Wednesday, 23 July 2008

Cutting the cost of eating out

Now that the credit crunch is really beginning to bite and that there are fewer customers around spending less we're beginning to see more special offers in restaurants.

The excellent lists a whole lot of deals in the restaurant section of its website which is worth checking out. For example Marks and Sparks has got an 'eat out at home for a tenner' deal running from tomorrow (24th) to Sunday (27th July) while Yo Sushi is offering 50% off food bills on Mondays and Tuesdays until August 19th.

If you're after a bit of high end eating and have time to spare during the day you'll always find better deals at lunchtime than you will in the evening. In London, for example Tom Aikens, a restaurant I really rate, offers a three course lunch for £29 whereas the evening tasting menu costs £80. Claude Bosi's Hibiscus, another restaurant tipped by Michelin last year as a 'rising two star', goes even better with a lunch menu for £25 (evening £75).

Shame the business lunch is dead and buried . . .


Career Misfit said...

Having recently had a mild shock following a review of our household bills and being forced to re-assess how often we eat out ("Have we really been going out Friday night, Saturday night AND Sunday lunch?!"), some serious scaling down of our restaurant visiting habits is currently being applied. 'Drawing your horns in', as my good lady's mother archaically, but rather fetchingly, describes it.

We live near to a JD Wetherspoons pub. Many people balk at the very mention of the name but it's easily walked to, which saves on petrol as well as permitting us both to 'indulge', and actually serves reasonably well-prepared, though admittedly re-heated, food. It's nowhere near as cheap as it used to be: the very best you can do now is get two meals for £7.19, up from a fiver a year or two back, but the bean chilli is tangy and hot, and she swears by the chicken caesar salad. Of course, Wetherspoons is still red-faced from the 'Oops, we're serving Zebu burgers' exposé a while back but it's not alone in being found out on that score. We still use it when a late finish at work stops us from feeling like cooking and washing up; two people being able to eat and drink for under a tenner is still good value without compromising healthy virtues. Because of living in a rural area I would consider quite a few of the other reachable pubs to be fairly expensive for food, with one notable exception run by a couple who serve light, but truly delicious, meals including some influenced by his home country of Iran, which cost a little over six pounds each. He's a lovely bloke too, and always takes time to come out and chat to everyone once the kitchen's closed. You can't put a price on hospitality like that.

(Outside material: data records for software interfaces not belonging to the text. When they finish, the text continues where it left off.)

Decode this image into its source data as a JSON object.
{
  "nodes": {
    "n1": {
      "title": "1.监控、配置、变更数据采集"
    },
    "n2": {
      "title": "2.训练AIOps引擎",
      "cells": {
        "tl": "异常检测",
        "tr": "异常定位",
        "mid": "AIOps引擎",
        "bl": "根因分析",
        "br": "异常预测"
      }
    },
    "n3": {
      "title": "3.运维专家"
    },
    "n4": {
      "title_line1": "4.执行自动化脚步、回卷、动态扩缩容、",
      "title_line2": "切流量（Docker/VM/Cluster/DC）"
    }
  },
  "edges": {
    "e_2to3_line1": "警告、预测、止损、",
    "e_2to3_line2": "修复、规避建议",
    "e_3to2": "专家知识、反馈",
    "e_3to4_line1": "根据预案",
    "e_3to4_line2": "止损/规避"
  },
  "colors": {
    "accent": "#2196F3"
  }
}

Fiona Beckett said...

I agree career misfit. Places that treat you like a regular are to be treasured. We've got a tapas bar in Bristol - also within walking distance - which is really friendly.

I think in general so-called 'ethnic' restaurants are better value than modern British ones or 'gastropubs'. I love Iranian food.

The other useful strategy I find is to have a couple of starters, generally cheaper than having a starter and a main course unless there's a deal on offer.